I created this presentation for a group of English teachers here in Nepal. I outline advantages of integrating instructional software that will help students enhance and practice their English skills in ways not possible through traditional exercises. Most of the resources I’ve listed are free and accessible online from anywhere. While students do not have computer access at home, they can use cyber cafes around town to practice emerging language skills through drills and tutorials. Teachers can also use their computer in the classroom for group role-playing, vocabulary drills, educational games, and pronunciation guides. I think they would see maximum benefit for minimal effort.

Instructional Design Slideshow Overview

Instructional Design Slideshow

This assignment is actually a reading quiz on several chapters and articles. I am posting it here because I feel this is a good example of how a teacher can assess in a creative way that enables students to stretch in ways much broader than a standard assessment might do. I created a Google Docs presentation that included 21 slides with specific topics on each one. It was called a “post card” quiz because one slide would be a photo, and the next slide (like flipping over the post card) would include the content from our readings. To take it even a step further and to test my deeper understanding, the photo had to be a metaphor of the topic, not a 1:1 correlation. So, for example, when talking about systematic models, I showed a picture of a haphazardly wired telephone pole here in Nepal that demonstrated lack of order or planning.

I like Google Docs, even though the applications are rather basic. It provides students with an open-source option that can be accessed or edited from anywhere, while still providing sufficient practice with a software-specific platform. Since I like more design options than what is offered, I imported slides I created in Keynote for more visual appeal. The result is a product that took a long time but truly tested my reading knowledge in a much more interesting – and lasting – way than a standard written assessment would have.

Computer Networking Overview

I like the practical application of computers and technology, which is why I’m studying Educational Technology and IT systems administration. Generally, I am not interested in specific technical details of how a computer works or how a network is configured. I leave that to the IT engineers. While I have a basic understanding of things like routers, LAN networks, and wi-fi, I really only care about the network or computer hardware when something goes wrong. In those instances I wish I knew more about how it all comes together so that I could better fix it or at least know intelligent questions to ask.

For this week’s assignment in EdTech 541 I dove into networking like I never had before. I read numerous articles online and brushed up on computer terminology. I  learned about LAN and WAN networks, protocols, platforms, infrastructure, topologies, media types, hubs, nodes, links, Ethernet, bandwidth, switches, and DCHP/DNS servers. I dug deep and immersed with a sound understanding of the overall networking picture. Sure, I won’t be a systems engineer anytime soon — and still don’t want to be — but I do have a greater appreciation for all of the moving pieces that make my computer do what I want it to do.

I also had a wonderful visit with a few key IT players at my children’s school. To protect privacy and security, I have not named the school nor the individuals who proved so helpful to me, but from them I was able to take what I had read and studied and see its practical application.
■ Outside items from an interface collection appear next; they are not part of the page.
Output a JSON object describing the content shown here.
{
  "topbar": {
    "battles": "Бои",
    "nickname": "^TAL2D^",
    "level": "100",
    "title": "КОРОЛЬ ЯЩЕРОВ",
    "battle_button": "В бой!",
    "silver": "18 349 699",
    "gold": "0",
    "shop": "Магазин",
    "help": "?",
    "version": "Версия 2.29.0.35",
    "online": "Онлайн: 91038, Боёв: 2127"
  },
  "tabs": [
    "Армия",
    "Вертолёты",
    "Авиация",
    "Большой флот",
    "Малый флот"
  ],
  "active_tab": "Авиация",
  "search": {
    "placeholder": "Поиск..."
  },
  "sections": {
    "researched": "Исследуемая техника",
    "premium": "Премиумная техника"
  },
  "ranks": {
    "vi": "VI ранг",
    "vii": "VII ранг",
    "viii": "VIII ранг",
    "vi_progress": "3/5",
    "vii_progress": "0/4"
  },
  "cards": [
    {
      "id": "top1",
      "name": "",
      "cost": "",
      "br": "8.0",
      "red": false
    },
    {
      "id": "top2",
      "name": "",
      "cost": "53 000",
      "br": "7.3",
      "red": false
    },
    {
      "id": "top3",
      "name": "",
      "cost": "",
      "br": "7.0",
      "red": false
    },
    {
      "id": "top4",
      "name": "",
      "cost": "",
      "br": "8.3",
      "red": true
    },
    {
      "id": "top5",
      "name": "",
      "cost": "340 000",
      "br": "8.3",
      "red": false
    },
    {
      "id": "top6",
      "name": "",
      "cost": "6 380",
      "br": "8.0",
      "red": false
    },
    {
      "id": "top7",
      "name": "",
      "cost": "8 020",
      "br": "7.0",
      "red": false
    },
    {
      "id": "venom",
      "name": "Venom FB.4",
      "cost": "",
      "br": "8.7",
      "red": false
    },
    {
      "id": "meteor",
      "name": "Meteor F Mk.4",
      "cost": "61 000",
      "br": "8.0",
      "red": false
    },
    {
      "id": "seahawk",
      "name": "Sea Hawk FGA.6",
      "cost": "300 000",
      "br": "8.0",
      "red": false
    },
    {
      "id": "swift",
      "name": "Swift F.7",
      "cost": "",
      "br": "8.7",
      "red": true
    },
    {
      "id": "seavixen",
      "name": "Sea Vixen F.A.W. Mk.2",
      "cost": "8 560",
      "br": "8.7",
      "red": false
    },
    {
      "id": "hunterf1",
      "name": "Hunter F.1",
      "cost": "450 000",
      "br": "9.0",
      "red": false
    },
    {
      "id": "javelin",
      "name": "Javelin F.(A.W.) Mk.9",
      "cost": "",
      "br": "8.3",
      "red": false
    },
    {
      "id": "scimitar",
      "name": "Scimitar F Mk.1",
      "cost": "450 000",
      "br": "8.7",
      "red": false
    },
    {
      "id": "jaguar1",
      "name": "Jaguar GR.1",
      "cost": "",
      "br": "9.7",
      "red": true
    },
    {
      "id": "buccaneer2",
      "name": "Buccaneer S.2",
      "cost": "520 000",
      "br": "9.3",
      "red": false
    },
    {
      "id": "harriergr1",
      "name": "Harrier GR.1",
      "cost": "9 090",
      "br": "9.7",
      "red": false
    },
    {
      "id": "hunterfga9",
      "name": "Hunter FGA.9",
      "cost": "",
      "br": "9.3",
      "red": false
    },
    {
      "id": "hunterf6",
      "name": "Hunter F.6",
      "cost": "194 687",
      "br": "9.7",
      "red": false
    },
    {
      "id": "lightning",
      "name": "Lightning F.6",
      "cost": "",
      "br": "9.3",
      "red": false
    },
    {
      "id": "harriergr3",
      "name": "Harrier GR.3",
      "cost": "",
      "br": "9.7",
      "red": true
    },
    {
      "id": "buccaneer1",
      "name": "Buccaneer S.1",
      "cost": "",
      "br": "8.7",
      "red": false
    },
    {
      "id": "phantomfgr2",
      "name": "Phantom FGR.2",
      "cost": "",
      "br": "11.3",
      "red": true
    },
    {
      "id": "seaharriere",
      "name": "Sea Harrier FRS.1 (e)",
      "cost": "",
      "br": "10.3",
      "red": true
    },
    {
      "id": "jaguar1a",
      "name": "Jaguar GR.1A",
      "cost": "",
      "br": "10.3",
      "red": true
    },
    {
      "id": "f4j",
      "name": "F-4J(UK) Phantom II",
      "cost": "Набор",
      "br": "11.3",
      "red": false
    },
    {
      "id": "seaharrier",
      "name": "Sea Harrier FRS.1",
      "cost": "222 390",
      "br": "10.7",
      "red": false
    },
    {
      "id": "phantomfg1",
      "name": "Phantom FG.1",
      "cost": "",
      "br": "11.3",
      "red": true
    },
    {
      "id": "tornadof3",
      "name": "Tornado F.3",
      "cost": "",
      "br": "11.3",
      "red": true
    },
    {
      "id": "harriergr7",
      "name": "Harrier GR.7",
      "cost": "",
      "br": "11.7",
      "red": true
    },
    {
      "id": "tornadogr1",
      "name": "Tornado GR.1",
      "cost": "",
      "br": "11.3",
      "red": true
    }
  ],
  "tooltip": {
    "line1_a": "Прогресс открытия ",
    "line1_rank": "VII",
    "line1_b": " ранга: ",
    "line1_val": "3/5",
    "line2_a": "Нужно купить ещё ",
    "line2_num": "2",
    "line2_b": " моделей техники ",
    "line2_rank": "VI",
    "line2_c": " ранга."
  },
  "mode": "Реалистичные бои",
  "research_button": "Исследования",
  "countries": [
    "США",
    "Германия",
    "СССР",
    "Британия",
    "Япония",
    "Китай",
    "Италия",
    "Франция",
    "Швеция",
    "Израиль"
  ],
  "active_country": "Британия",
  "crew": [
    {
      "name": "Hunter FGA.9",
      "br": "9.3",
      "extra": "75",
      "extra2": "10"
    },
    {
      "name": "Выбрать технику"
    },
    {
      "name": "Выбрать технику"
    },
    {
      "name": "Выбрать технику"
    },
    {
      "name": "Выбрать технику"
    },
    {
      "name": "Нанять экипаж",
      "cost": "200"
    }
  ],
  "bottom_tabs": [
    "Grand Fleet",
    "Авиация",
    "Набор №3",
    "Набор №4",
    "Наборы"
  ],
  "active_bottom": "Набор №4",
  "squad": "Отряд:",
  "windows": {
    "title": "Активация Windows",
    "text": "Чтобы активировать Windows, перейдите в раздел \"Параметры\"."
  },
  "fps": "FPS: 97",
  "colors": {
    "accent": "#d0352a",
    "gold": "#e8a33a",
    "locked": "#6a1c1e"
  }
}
I saw switches, routers, servers, Ethernet and fiber optic cables. I saw how the school network is designed and what some of its strengths and weaknesses are. It was a very enlightening exercise and one that I found very beneficial.

I chose to share what I learned in a Prezi because of its graphic appeal. My intended audience is the school faculty to help them gain a better idea of how the school’s network is designed and how it affects them. Since most find this information rather unenlightening, I wanted to jazz it up a little by at least making it graphically appealing. It will be most effective if the presenter adds his/her own voice-over throughout the presentation.